### REQUIRED ACTION
The required output is the whole listing below, unchanged.

### DATA FOR REVIEW
········
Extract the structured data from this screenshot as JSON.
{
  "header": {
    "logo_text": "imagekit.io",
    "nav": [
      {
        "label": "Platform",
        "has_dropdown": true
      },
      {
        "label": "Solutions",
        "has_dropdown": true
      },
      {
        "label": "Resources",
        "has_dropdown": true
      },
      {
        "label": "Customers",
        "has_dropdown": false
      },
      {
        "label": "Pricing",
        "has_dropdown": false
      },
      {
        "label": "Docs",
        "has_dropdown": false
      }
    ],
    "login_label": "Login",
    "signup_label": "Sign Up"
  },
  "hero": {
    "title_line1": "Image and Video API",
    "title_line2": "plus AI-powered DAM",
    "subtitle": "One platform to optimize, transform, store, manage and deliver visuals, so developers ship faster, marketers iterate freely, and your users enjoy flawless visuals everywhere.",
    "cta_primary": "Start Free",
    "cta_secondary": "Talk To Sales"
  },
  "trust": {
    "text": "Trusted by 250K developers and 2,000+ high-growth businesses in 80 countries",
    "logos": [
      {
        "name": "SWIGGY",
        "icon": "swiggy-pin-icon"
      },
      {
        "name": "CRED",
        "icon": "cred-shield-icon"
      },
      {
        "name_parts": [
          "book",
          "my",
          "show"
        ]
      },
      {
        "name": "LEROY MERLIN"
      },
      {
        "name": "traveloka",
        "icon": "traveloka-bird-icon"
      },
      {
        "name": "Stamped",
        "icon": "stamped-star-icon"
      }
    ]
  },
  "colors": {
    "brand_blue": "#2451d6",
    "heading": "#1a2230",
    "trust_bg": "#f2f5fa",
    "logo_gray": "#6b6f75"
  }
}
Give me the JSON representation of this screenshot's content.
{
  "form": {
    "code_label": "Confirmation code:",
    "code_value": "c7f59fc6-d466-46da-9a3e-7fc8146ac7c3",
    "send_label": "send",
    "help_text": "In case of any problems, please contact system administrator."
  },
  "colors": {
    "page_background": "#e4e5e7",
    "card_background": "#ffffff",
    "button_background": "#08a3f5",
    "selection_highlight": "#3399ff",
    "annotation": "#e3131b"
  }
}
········
### OUTPUT BELOW
Extract the structured data from this screenshot as JSON.
{
  "header": {
    "logo_text": "imagekit.io",
    "nav": [
      {
        "label": "Platform",
        "has_dropdown": true
      },
      {
        "label": "Solutions",
        "has_dropdown": true
      },
      {
        "label": "Resources",
        "has_dropdown": true
      },
      {
        "label": "Customers",
        "has_dropdown": false
      },
      {
        "label": "Pricing",
        "has_dropdown": false
      },
      {
        "label": "Docs",
        "has_dropdown": false
      }
    ],
    "login_label": "Login",
    "signup_label": "Sign Up"
  },
  "hero": {
    "title_line1": "Image and Video API",
    "title_line2": "plus AI-powered DAM",
    "subtitle": "One platform to optimize, transform, store, manage and deliver visuals, so developers ship faster, marketers iterate freely, and your users enjoy flawless visuals everywhere.",
    "cta_primary": "Start Free",
    "cta_secondary": "Talk To Sales"
  },
  "trust": {
    "text": "Trusted by 250K developers and 2,000+ high-growth businesses in 80 countries",
    "logos": [
      {
        "name": "SWIGGY",
        "icon": "swiggy-pin-icon"
      },
      {
        "name": "CRED",
        "icon": "cred-shield-icon"
      },
      {
        "name_parts": [
          "book",
          "my",
          "show"
        ]
      },
      {
        "name": "LEROY MERLIN"
      },
      {
        "name": "traveloka",
        "icon": "traveloka-bird-icon"
      },
      {
        "name": "Stamped",
        "icon": "stamped-star-icon"
      }
    ]
  },
  "colors": {
    "brand_blue": "#2451d6",
    "heading": "#1a2230",
    "trust_bg": "#f2f5fa",
    "logo_gray": "#6b6f75"
  }
}
Give me the JSON representation of this screenshot's content.
{
  "form": {
    "code_label": "Confirmation code:",
    "code_value": "c7f59fc6-d466-46da-9a3e-7fc8146ac7c3",
    "send_label": "send",
    "help_text": "In case of any problems, please contact system administrator."
  },
  "colors": {
    "page_background": "#e4e5e7",
    "card_background": "#ffffff",
    "button_background": "#08a3f5",
    "selection_highlight": "#3399ff",
    "annotation": "#e3131b"
  }
}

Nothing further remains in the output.